**INFORMATION GIVEN**:
○ ○ ○ ○

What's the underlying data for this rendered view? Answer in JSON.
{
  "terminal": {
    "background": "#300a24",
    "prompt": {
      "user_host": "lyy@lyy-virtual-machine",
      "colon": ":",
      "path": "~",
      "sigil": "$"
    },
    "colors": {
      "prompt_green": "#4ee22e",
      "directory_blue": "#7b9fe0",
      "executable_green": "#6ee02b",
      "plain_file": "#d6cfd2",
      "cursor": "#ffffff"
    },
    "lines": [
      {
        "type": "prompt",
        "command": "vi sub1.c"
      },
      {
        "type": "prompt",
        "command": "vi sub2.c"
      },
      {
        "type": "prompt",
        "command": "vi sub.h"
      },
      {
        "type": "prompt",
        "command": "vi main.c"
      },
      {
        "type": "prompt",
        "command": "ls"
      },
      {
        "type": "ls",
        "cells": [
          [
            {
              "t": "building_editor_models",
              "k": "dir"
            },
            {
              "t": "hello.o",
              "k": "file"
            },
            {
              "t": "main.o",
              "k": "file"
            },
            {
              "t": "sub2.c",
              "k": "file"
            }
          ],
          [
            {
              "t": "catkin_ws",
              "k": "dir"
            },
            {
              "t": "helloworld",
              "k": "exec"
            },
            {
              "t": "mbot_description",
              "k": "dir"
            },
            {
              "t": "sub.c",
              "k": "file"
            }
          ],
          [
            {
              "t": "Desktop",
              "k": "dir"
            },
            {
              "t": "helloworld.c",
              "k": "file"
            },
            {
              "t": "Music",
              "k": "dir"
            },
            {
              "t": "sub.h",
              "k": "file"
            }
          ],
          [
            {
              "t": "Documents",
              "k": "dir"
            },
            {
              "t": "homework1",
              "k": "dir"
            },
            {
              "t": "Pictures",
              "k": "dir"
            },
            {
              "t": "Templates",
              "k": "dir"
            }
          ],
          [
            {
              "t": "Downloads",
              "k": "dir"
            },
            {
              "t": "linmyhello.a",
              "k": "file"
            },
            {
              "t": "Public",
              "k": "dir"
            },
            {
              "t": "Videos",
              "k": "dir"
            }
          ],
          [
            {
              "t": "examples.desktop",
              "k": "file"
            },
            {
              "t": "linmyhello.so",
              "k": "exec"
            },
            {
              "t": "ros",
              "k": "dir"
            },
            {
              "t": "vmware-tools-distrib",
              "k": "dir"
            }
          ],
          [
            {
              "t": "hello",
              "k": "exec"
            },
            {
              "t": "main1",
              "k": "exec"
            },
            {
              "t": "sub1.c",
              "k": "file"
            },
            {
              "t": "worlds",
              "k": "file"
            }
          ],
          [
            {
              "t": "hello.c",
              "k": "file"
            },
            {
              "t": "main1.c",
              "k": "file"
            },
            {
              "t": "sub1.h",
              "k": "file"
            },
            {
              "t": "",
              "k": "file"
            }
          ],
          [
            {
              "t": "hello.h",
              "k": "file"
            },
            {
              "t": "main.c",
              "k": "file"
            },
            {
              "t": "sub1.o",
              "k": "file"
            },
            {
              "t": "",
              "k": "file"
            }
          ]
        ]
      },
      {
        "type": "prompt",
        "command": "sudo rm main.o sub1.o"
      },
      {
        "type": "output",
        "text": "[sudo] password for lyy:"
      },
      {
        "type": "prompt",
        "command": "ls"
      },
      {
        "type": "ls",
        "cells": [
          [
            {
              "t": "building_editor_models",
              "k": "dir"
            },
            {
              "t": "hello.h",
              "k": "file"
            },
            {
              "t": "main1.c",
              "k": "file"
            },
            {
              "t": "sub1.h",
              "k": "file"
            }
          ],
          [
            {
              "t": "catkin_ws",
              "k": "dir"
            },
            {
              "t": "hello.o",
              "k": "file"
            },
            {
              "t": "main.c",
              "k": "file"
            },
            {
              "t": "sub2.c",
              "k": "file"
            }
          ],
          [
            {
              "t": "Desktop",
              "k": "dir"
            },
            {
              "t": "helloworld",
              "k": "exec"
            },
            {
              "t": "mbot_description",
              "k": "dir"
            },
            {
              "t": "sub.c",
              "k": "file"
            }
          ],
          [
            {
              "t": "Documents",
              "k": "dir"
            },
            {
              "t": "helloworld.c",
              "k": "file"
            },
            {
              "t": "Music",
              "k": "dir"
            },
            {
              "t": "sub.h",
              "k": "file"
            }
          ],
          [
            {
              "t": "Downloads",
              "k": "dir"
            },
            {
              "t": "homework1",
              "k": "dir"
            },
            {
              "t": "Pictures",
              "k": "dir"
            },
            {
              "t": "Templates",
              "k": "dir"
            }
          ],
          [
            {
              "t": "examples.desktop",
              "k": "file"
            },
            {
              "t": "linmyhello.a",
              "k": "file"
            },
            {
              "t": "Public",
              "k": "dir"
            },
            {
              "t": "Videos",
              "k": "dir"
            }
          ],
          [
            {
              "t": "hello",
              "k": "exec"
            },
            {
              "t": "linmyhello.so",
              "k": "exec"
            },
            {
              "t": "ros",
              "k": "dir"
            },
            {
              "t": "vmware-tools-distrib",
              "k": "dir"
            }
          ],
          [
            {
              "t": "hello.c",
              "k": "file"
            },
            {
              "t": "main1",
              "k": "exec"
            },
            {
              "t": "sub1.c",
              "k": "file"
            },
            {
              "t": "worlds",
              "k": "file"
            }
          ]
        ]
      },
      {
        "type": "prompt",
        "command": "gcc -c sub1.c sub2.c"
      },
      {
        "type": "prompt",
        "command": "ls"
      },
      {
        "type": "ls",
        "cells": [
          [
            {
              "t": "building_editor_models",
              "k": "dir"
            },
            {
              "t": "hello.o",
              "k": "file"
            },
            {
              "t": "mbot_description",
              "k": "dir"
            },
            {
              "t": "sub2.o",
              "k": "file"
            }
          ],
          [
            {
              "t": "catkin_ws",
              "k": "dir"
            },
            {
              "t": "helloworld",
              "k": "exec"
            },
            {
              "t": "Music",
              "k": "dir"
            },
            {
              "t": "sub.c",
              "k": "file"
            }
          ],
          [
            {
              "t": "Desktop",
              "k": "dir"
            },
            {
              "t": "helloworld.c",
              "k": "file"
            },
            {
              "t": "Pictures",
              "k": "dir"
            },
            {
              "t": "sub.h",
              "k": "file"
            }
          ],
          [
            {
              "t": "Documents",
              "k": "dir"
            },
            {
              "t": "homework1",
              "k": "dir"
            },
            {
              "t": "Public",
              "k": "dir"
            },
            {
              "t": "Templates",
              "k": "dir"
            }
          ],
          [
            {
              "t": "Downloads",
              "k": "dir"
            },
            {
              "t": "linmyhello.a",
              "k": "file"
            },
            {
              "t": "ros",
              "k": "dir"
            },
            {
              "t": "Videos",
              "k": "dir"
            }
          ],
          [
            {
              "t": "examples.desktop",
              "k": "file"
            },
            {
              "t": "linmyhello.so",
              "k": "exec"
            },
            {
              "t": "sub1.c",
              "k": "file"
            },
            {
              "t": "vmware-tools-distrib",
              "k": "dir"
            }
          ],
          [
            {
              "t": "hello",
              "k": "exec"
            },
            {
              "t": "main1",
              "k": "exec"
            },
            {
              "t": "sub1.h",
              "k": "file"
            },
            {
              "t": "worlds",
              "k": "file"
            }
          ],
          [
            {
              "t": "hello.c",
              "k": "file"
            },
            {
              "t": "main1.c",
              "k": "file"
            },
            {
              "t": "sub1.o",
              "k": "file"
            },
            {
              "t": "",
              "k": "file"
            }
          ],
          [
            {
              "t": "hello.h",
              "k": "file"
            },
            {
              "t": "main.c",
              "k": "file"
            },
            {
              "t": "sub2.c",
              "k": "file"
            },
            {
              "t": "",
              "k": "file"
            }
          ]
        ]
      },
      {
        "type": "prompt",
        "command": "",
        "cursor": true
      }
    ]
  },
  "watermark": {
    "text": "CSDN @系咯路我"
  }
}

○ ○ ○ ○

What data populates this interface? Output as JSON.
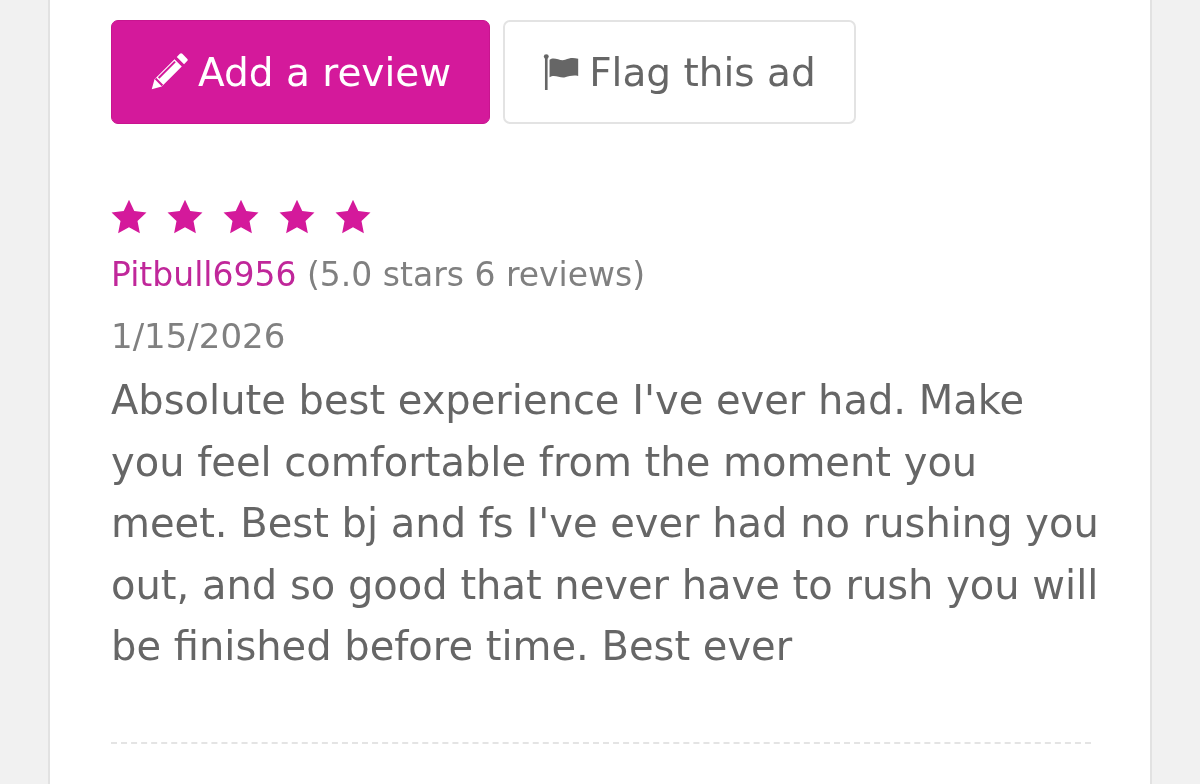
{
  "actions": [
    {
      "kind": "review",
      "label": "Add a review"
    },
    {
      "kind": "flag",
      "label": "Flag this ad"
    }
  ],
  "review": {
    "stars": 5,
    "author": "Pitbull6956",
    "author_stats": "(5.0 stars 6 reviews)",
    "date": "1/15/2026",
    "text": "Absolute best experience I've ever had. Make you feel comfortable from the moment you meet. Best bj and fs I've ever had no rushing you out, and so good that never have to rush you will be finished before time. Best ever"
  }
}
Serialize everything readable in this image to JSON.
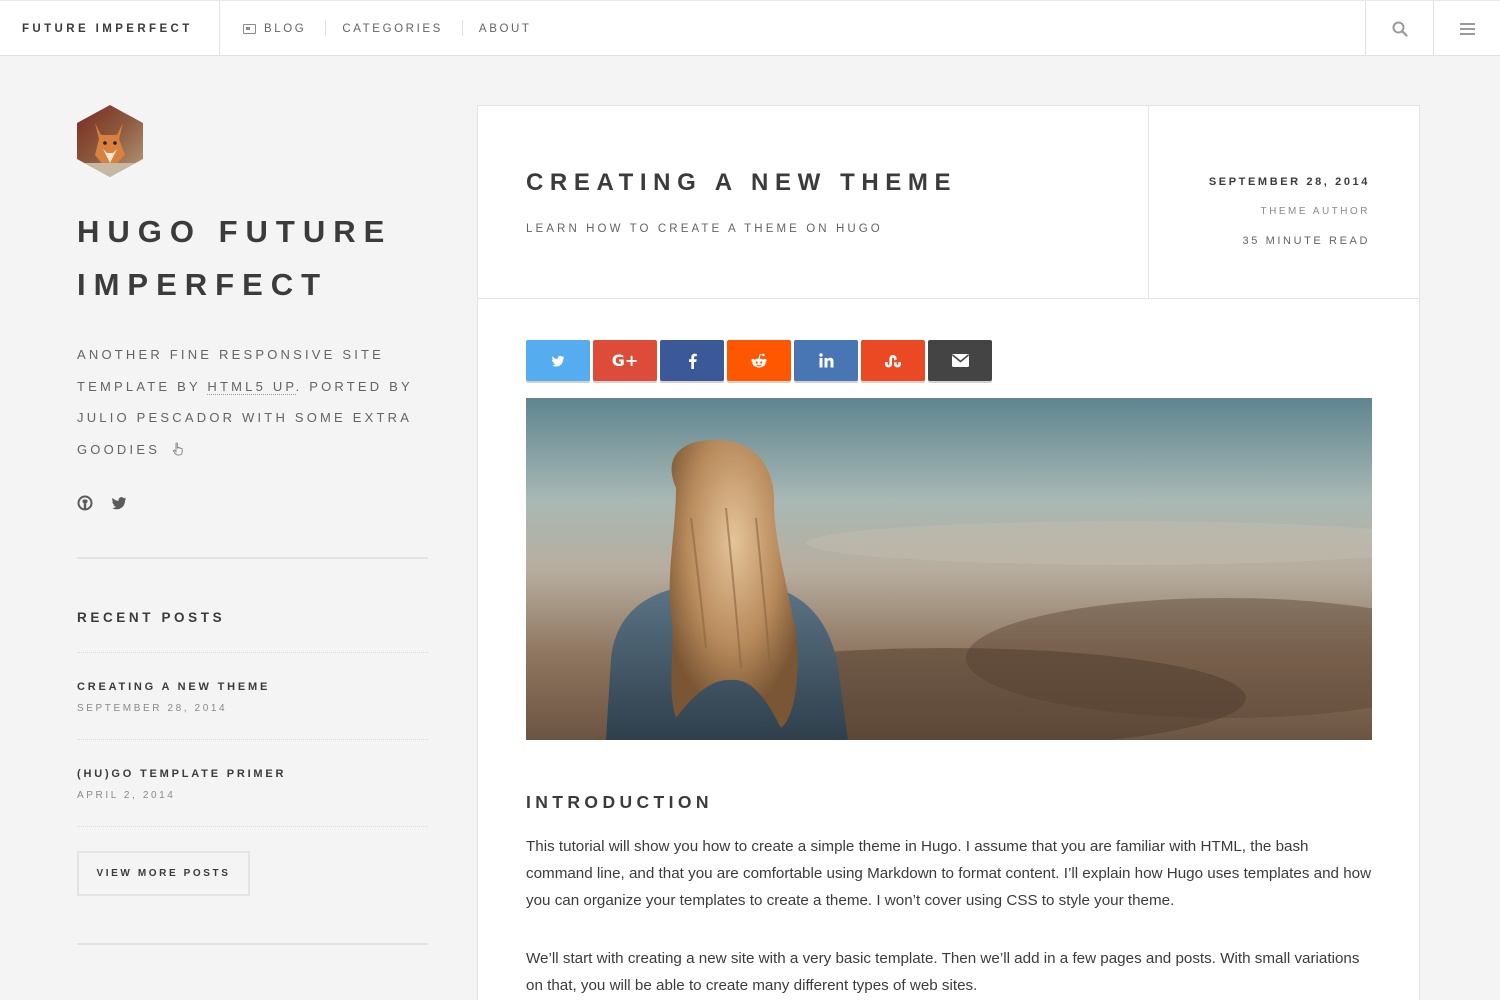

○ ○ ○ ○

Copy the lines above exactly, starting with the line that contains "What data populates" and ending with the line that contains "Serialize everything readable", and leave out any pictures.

What data populates this interface? Output as JSON.
{
  "actions": [
    {
      "kind": "review",
      "label": "Add a review"
    },
    {
      "kind": "flag",
      "label": "Flag this ad"
    }
  ],
  "review": {
    "stars": 5,
    "author": "Pitbull6956",
    "author_stats": "(5.0 stars 6 reviews)",
    "date": "1/15/2026",
    "text": "Absolute best experience I've ever had. Make you feel comfortable from the moment you meet. Best bj and fs I've ever had no rushing you out, and so good that never have to rush you will be finished before time. Best ever"
  }
}
Serialize everything readable in this image to JSON.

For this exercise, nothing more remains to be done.